Black tea grades, or the mystery of Orange Pekoe
Does Orange Pekoe indicate a tea flavoured with orange? No, it is not tea flavoured with orange but a technical term providing information on the size of the tea leaves.
The name Orange Pekoe was given by the first Dutch tea importers in the 17th century. It comes from combining the name “Orange”, in tribute to the Dutch royal family – “the House of Orange-Nassau” -, and the word “Pekoe” – meaning “white down” in Chinese. It indicates all the young downy leaves, still rolled up and inaccurately described as “buds”, which the Emperor of China was particularly fond of and which were harvested especially for him.
Today, the term Orange Pekoe indicates a tea with whole leaves, of a specific size, generally obtained by picking two leaves and the bud. It is indicated by the abbreviation O.P. on a tea label.
Preceded by the letters F (F.O.P), G (G.F.O.P) or T (T.G.F.O.P), it indicates that the tea is still a whole leaf tea but that it contains a variable number of leaf buds, or golden tips.
Whole leaf tea
Preceded by the letter B or if the letter B appears somewhere in the grade abbreviation, this means that the tea is a broken leaf tea (small leaves) because B stands for Broken.
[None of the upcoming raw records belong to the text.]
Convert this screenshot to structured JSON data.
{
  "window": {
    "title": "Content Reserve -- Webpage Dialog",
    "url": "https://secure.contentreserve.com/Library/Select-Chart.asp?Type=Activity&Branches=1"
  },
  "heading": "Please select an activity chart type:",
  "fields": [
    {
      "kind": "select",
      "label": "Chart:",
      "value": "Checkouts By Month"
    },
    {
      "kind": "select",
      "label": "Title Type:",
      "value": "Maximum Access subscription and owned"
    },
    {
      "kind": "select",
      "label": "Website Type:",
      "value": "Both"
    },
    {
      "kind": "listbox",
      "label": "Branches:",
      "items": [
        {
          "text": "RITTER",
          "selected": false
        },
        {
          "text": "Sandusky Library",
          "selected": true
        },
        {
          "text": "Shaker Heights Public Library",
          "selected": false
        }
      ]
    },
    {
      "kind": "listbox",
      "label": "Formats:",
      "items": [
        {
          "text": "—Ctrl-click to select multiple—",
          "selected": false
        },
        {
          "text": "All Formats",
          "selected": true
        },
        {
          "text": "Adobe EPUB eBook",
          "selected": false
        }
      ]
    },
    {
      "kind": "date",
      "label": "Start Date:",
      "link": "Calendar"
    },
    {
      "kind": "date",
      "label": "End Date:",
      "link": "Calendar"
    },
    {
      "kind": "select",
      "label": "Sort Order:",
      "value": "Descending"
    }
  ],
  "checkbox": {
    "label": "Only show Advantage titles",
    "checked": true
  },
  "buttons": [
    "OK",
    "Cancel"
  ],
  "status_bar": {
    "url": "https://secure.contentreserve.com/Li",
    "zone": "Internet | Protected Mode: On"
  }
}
The difference will be in the final size of the tea and whether or not it includes buds or golden tips.
Broken leaf tea
The smallest tea leaves are indicated using the terms:
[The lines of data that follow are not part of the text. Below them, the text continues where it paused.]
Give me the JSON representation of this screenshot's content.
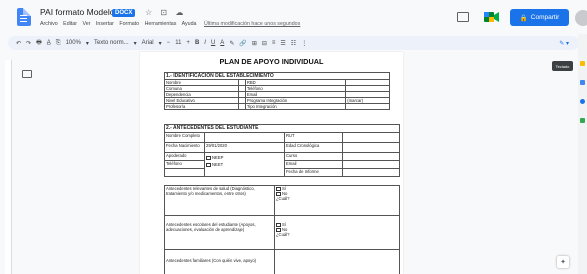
{
  "app": {
    "doc_title": "PAI formato Modelo",
    "badge": "DOCX",
    "title_icons": "☆ ⊡ ☁"
  },
  "menu": {
    "items": [
      "Archivo",
      "Editar",
      "Ver",
      "Insertar",
      "Formato",
      "Herramientas",
      "Ayuda"
    ],
    "last_edit": "Última modificación hace unos segundos"
  },
  "share": {
    "label": "Compartir"
  },
  "toolbar": {
    "items": [
      "↶",
      "↷",
      "🖶",
      "A̲",
      "⎘",
      "100%",
      "▾",
      "Texto norm...",
      "▾",
      "Arial",
      "▾",
      "−",
      "11",
      "+",
      "B",
      "I",
      "U",
      "A",
      "✎",
      "🔗",
      "⊞",
      "⊟",
      "≡",
      "☰",
      "☷",
      "⋮"
    ],
    "edit_mode": "✎ ▾"
  },
  "tooltip": {
    "text": "Teclado"
  },
  "document": {
    "title": "PLAN DE APOYO INDIVIDUAL",
    "section1": {
      "heading": "1.- IDENTIFICACIÓN DEL ESTABLECIMIENTO",
      "rows": [
        [
          "Nombre",
          "",
          "RBD",
          ""
        ],
        [
          "Comuna",
          "",
          "Teléfono",
          ""
        ],
        [
          "Dependencia",
          "",
          "Email",
          ""
        ],
        [
          "Nivel Educativo",
          "",
          "Programa Integración",
          "    (marcar)"
        ],
        [
          "Profesor/a",
          "",
          "Tipo Integración",
          ""
        ]
      ]
    },
    "section2": {
      "heading": "2.- ANTECEDENTES DEL ESTUDIANTE",
      "rows": [
        [
          "Nombre Completo",
          "",
          "RUT",
          ""
        ],
        [
          "Fecha Nacimiento",
          "29/01/2020",
          "Edad Cronológica",
          ""
        ],
        [
          "Apoderado",
          "",
          "Curso",
          ""
        ],
        [
          "Teléfono",
          "",
          "Email",
          ""
        ],
        [
          "",
          "",
          "Fecha de Informe",
          ""
        ]
      ],
      "options": [
        "NEEP",
        "NEET"
      ]
    },
    "section3": {
      "rows": [
        {
          "label": "Antecedentes relevantes de salud (Diagnóstico, tratamiento y/o medicamentos, entre otros)",
          "options": [
            "Sí",
            "No",
            "¿Cuál?"
          ]
        },
        {
          "label": "Antecedentes escolares del estudiante (Apoyos, adecuaciones, evaluación de aprendizaje)",
          "options": [
            "Sí",
            "No",
            "¿Cuál?"
          ]
        },
        {
          "label": "Antecedentes familiares (Con quién vive, apoyo)",
          "options": []
        }
      ]
    }
  },
  "colors": {
    "accent": "#1a73e8",
    "doc_icon": "#4285f4",
    "toolbar_bg": "#edf2fa"
  }
}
- Fannings (F)
Green tea grades
The names of the different forms of green tea vary depending on the country in which it was produced, national or even regional names and the production methods.
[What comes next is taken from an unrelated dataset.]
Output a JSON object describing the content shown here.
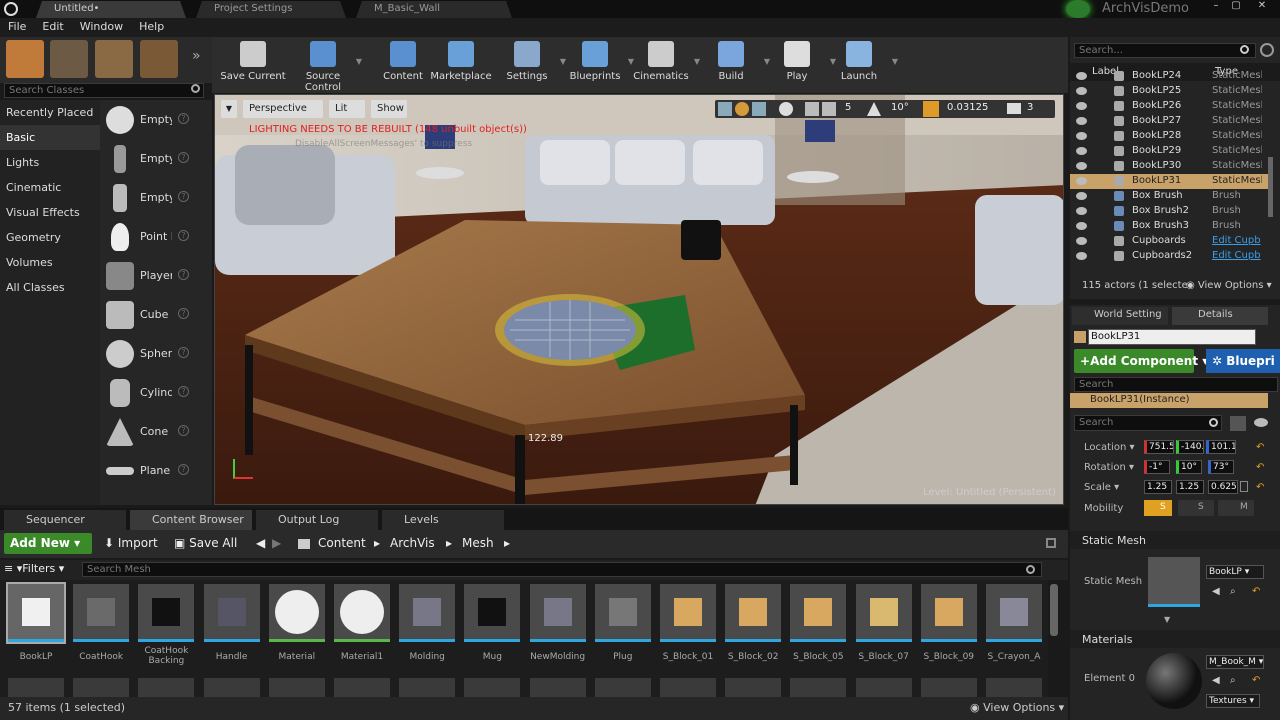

The following terms are used:
- Sencha: which indicates teas exposed to sun and which have flat leaves.
- Kukicha: A Sencha to which tea plant leaf membranes have been added.
- Gyokuro: corresponds to teas that have been grown partially in the shade (covered by woven bamboo screens). Its leaves have a pine needle shape and are emerald green coloured.
- Bancha: indicates a tea produced using Sencha leaves picked at the end of the production season (of lower quality). >Leaves visually less uniform with lots of stalks.
- Hojicha: a roasted Bancha
- Genmaicha: a mixture of Bancha and puffed rice.
It is very difficult to propose a grading system due to a lack of rigour and precise standards, particularly since certain teas can correspond to several different criteria.
Grading may be carried out on the basis of the tea shape, or the name of the region, or the production method.
For example: Teas with leaves rolled into balls, such as Gunpowder or Chun Mee, in which the “balls” will be larger since they are rolled lengthways.
Flat leaf teas produced in a specific region, such as Lung Ching: flat leaf teas from tea growing villages in the region of Zhejiang.
d. The properties of tea
What does tea contain?
- TANNINS: approximately 12. These are astringent substances contained in the bark of certain trees. Around twenty different tannins can be found in tea. These soothe the stomach, help prevent intestinal problems and develop after infusion for 5 min.
- FLUORINE: around 0.2 mg to 0.3 mg per cup
This substance makes teeth more resistant to decay and is favourable to growth in general.
- CAFFEINE (THEIN): between 1.5% and 4% depending on the tea. It acts as a stimulant on the brain system, without directly stimulating the heart. Caffeine can be controlled: after infusion for 3 minutes, its content is reduced under the action of tannins.
- MINERAL SALTS: Calcium, potassium, iron. These help to prevent anaemia.
- VITAMINS: D1 for growth, C, B1, E slow down cell ageing.
- THEOPHYLLIN: Substance with a diuretic action and beneficial effects on the blood vessels and heart.
- ESSENTIAL OILS: These contribute to the aroma of the tea. They are small particles visible on the surface of a cold tea.
- Action on the cardiovascular system: Caffeine acts on the myocardium via the nervous system.
- Action on the respiratory system: Stimulation and increase in pulmonary rate.
- Action on digestion: Action of caffeine on digestive secretions
- Action on the muscle system
- Action on the intellect
- Effective aid when dieting: Calorie and salt-free, it helps dissolve dietary fat. >Suitable for low-salt diets. Very diuretic
- Protects the body against the harmful effects of free radicals.
“My tea passport” (Pdf)